* _What to work on_
From the records beneath, determine how many lines contain "quality" and report only that figure.

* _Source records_
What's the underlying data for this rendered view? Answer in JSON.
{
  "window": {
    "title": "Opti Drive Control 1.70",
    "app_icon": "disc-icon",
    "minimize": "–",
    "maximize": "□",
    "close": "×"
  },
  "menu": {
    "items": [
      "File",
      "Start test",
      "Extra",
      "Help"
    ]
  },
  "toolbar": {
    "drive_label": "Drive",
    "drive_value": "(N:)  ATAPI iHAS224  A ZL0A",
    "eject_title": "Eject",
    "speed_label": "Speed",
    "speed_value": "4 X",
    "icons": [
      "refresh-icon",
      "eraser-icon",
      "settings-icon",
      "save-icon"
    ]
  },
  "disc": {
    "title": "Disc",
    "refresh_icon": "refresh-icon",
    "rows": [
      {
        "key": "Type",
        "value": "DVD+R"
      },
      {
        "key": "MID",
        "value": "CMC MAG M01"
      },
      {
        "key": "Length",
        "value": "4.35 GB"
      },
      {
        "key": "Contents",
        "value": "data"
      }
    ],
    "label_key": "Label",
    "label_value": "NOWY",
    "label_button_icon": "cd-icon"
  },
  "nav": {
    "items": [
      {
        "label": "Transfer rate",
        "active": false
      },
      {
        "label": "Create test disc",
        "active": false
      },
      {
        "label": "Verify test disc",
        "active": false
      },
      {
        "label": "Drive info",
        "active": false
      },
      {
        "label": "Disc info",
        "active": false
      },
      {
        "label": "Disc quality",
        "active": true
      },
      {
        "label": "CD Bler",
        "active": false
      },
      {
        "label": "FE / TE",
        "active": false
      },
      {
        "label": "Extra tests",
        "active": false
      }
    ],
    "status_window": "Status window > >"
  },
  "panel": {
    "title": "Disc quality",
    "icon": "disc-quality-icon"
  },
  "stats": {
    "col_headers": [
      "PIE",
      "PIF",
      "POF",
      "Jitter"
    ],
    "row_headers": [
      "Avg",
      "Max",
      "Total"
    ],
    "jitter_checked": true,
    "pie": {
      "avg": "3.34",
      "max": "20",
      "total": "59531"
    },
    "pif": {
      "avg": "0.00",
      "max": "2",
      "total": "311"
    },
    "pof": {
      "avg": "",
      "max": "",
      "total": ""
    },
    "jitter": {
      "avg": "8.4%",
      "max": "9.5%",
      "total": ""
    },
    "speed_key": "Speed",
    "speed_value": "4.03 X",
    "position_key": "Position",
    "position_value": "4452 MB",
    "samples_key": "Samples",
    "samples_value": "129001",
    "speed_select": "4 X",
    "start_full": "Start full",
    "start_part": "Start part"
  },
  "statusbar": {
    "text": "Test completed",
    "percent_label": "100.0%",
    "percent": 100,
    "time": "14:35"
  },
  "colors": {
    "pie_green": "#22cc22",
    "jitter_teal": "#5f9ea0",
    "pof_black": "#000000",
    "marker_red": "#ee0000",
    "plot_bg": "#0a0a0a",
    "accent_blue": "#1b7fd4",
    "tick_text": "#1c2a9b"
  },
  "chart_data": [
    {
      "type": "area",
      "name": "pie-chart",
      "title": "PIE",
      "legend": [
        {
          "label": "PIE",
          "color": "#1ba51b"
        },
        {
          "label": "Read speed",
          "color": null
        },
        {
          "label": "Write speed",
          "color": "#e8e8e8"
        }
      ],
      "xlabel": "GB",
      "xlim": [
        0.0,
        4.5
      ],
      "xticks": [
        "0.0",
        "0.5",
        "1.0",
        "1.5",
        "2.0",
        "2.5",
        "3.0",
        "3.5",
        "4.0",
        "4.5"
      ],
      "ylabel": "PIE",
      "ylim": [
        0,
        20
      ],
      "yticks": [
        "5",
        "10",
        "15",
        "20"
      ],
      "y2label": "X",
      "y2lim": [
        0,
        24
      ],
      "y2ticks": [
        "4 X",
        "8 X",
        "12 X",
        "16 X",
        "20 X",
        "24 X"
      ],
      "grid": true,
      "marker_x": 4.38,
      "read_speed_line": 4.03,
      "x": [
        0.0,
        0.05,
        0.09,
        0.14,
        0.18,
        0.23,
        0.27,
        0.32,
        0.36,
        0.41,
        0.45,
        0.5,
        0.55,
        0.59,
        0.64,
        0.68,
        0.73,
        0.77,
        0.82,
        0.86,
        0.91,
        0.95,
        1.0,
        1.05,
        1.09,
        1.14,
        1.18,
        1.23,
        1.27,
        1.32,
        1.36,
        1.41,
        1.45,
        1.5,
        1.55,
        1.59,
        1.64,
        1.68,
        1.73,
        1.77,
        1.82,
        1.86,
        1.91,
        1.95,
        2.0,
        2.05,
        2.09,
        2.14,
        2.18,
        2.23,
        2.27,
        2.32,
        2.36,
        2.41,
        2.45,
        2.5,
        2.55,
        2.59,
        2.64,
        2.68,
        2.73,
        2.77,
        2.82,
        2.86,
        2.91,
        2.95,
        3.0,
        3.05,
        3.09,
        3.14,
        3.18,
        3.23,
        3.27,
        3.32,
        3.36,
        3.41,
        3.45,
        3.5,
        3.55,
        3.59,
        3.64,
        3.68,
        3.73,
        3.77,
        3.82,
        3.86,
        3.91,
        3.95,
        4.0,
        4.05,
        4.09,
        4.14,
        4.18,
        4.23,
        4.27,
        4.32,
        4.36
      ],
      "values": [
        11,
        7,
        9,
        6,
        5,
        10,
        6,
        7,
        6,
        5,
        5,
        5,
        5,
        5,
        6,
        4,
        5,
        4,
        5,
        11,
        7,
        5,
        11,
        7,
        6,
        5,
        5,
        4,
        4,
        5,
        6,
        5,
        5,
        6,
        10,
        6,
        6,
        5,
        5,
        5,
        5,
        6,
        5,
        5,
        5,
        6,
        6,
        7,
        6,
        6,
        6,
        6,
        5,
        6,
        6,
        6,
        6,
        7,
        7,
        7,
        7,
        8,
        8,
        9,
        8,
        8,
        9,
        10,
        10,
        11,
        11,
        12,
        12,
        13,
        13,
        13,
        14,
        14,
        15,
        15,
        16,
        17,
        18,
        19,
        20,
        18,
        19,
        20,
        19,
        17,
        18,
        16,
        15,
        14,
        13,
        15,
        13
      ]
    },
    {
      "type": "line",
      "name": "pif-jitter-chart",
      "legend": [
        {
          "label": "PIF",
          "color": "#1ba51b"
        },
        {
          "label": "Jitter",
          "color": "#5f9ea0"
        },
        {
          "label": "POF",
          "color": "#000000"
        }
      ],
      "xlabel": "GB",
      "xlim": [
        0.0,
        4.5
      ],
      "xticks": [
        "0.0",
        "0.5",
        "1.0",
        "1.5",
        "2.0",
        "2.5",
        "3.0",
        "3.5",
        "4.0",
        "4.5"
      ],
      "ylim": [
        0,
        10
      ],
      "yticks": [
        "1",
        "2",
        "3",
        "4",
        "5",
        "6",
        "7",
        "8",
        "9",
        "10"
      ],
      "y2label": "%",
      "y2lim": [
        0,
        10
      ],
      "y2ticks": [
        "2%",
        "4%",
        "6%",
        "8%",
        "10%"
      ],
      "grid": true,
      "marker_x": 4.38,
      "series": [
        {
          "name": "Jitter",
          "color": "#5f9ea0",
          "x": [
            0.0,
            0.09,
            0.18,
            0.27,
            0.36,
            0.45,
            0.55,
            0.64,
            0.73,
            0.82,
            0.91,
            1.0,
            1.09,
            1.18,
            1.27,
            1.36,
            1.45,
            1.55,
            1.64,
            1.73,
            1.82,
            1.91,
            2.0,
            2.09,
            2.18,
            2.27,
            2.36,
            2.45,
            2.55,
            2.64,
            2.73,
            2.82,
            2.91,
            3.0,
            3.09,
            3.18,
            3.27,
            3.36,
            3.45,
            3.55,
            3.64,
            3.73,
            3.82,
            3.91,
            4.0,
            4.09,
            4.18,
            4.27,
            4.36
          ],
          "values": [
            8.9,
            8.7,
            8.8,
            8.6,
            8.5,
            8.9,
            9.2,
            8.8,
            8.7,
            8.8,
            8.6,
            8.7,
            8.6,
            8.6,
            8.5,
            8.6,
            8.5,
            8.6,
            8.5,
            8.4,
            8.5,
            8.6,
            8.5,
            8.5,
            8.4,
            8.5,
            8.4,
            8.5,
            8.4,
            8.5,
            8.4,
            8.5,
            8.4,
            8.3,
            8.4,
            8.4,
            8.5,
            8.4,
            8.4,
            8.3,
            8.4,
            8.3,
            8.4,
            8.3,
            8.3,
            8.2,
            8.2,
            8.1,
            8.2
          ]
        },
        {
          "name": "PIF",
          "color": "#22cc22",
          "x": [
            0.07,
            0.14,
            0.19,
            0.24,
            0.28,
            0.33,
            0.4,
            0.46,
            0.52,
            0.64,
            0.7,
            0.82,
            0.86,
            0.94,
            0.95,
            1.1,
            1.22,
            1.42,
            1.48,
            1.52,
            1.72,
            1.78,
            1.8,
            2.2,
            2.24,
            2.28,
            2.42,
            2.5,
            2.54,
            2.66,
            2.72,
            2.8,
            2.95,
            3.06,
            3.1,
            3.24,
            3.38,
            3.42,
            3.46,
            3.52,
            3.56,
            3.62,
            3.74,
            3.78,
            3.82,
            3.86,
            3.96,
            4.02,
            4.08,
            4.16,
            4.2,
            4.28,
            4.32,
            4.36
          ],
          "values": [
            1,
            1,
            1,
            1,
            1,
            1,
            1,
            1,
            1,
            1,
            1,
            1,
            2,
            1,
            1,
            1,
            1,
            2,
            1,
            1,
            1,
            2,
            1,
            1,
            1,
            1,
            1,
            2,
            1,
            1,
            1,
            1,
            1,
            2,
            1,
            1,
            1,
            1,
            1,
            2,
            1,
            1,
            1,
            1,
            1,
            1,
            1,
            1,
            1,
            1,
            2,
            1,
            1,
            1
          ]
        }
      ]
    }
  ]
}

* _The completed task_
3